Which Driveway Material Should I Use?

Your driveway is the first welcome you or any visitor to your home gets. Imagine you’re coming home at the end of a long day at work, do you want to have to deal with pulling into a poorly maintained driveway that has poor traction and is slowly crumbling away, or do you want a smooth and easy pull in that you don’t even notice? Your driveway is a crucial part of the curb appeal of your home, and the investment that you put into it pays off in not only an improved home experience but also an increased home value.
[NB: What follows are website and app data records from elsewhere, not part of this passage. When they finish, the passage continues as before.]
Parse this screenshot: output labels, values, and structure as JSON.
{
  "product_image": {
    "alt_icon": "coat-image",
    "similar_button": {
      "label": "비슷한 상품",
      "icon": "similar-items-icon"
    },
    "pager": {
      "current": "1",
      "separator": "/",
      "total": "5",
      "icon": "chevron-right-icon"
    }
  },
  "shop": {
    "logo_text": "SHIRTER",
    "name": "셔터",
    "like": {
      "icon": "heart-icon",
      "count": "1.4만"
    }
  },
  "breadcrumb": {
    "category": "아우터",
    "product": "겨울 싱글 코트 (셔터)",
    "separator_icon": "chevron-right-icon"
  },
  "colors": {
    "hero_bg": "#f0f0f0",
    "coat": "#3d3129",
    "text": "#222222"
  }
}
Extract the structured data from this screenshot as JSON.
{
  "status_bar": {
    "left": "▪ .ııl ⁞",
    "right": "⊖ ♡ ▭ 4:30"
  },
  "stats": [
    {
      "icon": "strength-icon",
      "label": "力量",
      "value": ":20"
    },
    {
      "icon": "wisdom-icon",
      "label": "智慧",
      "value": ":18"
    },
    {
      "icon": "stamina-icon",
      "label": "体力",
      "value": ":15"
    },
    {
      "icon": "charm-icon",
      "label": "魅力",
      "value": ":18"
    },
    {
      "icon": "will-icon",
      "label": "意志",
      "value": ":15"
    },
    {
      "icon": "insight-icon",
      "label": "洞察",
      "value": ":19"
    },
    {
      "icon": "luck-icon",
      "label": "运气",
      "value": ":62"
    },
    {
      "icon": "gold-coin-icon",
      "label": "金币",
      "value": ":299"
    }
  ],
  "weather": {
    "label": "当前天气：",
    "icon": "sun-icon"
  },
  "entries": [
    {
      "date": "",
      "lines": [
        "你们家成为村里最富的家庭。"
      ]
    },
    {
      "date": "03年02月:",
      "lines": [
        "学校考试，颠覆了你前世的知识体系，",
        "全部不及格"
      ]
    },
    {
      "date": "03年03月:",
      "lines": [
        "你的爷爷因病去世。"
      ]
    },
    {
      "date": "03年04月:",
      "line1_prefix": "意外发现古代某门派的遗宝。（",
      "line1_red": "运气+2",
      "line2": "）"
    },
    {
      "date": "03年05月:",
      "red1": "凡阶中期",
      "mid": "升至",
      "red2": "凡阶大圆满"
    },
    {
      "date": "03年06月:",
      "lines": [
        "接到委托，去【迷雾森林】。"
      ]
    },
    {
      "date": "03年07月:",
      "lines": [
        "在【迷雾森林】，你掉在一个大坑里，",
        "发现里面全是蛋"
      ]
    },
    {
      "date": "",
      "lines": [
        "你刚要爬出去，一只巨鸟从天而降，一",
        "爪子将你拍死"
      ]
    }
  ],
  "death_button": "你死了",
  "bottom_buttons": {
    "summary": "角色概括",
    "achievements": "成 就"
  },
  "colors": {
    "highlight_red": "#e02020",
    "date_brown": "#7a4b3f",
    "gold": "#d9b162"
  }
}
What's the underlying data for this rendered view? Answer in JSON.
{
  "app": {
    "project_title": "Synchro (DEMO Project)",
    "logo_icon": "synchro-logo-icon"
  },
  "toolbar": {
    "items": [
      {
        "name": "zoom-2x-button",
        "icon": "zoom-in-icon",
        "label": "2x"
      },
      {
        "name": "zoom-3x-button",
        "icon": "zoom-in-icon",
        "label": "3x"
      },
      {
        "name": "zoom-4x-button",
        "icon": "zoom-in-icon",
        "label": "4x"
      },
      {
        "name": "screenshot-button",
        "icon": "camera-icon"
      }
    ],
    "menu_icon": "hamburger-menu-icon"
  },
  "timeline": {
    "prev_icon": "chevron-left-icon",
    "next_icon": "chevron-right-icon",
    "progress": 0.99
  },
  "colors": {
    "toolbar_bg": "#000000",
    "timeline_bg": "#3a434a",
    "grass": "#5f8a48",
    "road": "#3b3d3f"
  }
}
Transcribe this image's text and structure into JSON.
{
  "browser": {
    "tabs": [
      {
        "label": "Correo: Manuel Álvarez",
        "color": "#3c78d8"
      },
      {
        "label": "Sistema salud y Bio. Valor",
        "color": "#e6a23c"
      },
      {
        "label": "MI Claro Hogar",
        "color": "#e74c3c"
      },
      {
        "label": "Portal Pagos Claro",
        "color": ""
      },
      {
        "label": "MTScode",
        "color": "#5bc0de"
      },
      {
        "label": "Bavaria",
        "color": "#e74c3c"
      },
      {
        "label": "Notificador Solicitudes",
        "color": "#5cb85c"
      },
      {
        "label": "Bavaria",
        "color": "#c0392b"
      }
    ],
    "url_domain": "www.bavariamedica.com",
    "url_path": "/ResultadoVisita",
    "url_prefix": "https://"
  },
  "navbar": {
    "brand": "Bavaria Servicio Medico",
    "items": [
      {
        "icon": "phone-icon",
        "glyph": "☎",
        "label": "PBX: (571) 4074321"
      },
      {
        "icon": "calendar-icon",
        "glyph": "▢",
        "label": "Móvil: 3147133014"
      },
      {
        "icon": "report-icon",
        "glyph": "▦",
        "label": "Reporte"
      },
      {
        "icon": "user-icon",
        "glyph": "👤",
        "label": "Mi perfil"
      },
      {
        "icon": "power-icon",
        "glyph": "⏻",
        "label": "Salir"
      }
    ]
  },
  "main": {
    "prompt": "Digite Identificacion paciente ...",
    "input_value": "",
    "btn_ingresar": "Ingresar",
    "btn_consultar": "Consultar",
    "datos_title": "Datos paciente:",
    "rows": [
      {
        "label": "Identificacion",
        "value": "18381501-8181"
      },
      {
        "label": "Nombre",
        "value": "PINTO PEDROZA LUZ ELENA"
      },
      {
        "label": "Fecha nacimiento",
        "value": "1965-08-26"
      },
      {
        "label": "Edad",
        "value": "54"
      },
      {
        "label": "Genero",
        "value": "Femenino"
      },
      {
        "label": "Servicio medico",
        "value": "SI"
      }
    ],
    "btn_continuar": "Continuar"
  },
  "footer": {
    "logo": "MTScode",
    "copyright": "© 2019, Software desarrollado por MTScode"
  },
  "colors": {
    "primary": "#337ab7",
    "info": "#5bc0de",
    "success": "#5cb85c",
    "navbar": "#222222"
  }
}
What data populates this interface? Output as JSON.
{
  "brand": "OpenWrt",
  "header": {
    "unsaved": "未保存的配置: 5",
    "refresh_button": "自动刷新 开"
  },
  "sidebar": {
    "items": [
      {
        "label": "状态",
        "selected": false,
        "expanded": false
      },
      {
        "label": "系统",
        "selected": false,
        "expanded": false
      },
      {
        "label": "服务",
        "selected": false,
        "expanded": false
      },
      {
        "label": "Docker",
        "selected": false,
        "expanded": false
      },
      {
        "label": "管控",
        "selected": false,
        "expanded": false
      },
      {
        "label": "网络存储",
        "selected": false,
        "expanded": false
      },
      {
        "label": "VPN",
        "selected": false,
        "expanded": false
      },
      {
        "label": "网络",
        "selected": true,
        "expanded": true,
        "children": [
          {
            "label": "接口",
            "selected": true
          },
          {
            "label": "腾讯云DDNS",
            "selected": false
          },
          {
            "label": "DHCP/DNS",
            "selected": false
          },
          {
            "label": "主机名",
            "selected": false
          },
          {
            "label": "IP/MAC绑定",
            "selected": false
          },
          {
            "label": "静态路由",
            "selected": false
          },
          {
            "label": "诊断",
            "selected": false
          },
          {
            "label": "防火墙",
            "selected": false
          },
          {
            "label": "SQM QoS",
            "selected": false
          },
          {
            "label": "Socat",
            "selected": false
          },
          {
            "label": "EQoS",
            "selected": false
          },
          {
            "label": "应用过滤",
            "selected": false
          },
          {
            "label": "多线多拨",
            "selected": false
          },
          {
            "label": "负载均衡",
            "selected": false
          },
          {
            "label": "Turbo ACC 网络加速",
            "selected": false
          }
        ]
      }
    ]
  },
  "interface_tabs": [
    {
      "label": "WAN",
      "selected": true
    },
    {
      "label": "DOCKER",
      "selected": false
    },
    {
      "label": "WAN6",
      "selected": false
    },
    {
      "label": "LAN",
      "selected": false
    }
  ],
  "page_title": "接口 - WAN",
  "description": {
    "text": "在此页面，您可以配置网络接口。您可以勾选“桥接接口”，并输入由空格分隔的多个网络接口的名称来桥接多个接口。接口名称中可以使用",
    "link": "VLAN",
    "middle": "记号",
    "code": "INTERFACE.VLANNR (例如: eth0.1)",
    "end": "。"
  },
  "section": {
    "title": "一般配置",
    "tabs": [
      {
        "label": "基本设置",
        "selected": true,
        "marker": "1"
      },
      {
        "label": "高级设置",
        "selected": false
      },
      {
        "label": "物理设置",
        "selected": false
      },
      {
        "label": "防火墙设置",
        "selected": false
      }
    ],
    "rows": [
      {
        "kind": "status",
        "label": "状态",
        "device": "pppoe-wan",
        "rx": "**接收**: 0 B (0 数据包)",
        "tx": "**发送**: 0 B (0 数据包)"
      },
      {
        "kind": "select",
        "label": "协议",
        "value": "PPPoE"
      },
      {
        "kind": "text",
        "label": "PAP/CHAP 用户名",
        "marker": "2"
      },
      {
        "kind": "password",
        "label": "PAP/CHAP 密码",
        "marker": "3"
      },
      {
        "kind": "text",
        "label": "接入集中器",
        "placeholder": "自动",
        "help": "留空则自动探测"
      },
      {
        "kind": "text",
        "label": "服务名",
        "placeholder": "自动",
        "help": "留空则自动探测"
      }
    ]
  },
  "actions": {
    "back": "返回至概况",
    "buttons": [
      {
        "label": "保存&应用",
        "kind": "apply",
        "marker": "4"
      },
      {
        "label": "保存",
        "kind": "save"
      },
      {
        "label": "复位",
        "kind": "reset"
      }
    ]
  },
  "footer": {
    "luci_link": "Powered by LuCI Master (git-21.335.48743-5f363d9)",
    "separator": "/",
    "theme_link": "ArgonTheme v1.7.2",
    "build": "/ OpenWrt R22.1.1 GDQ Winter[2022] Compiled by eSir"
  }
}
But there are a wide variety of materials that can be used for your driveway, and choosing the right one can go a long way to ensuring you’re getting the most out of your investment. Unfortunately, there is no “Best material” so we’ll walk you through some of the benefits and challenges that the different materials have.


Gravel - This is probably the most low cost option, but also the highest maintenance. Gravel is also one of the easiest driveways to install, and has the added benefit of being able to be transformed into a concrete or asphalt driveway later on without too much clearance needed. However, it can be highly problematic in wintery conditions and is also susceptible to erosion, especially in high flood areas. Gravel does have the advantage of not being susceptible to cracking, and you can simply pour in more gravel to replace lost patches over time.


Asphalt- Next to gravel, asphalt is the next lowest cost option, with more durability. The black color of the material means that it will absorb heat and reduce the need for snow and ice upkeep. However, it still has a high maintenance cost, needing resealed every few years. In extreme heat the asphalt will become malleable and may pick up divots from bike kickstands or car jacks. (or anything else that may put a higher than usual amount of pressure into a small surface area)


Concrete - A middle of the road cost option, concrete is still more affordable than options like paver stones or brick driveways. Concrete also holds up better than gravel and asphalt and requires less ongoing maintenance. Concrete is susceptible to cracking, especially with extreme weather changes or shifting in the ground surface. This can be mitigated however by laying a thicker under layer and a thicker concrete pour for the driveway itself. Concrete also has the added advantage of customization, as it can be colored by dyes and stamps can be used to allow concrete to take on different appearances. Concrete also has the advantage of being easier to maintain in wintery conditions than asphalt or gravel.


Paver tiles- On the higher end of cost options, paver tiles or stone driveways bring with them a high end appearance appeal. Stones can be set in different shapes, colors, and patterns. Paver tile or stones also have the advantage of being very low maintenance. They hold up well over a long term period of time and are less susceptible to cracking. If the stones are damaged, you can easily replace the individual damage stones and retain an appealing look for the whole driveway rather than a patchy appearance that would come from a similar fix to asphalt or concrete.


This is, unfortunately, only a sampling of the wide variety of driveway materials available, but we only have so much time and space to discuss!  There’s other options like shell, recycled material, and even reinforced grass driveways now available! What kind of material do you use? What’s a material you’d like to try if you had the budget? Let us know in the comments below. And don’t forget, regardless of what material you use, if you need your driveway cleaned to remove unsightly oil or grease stains, give our power washing experts a call!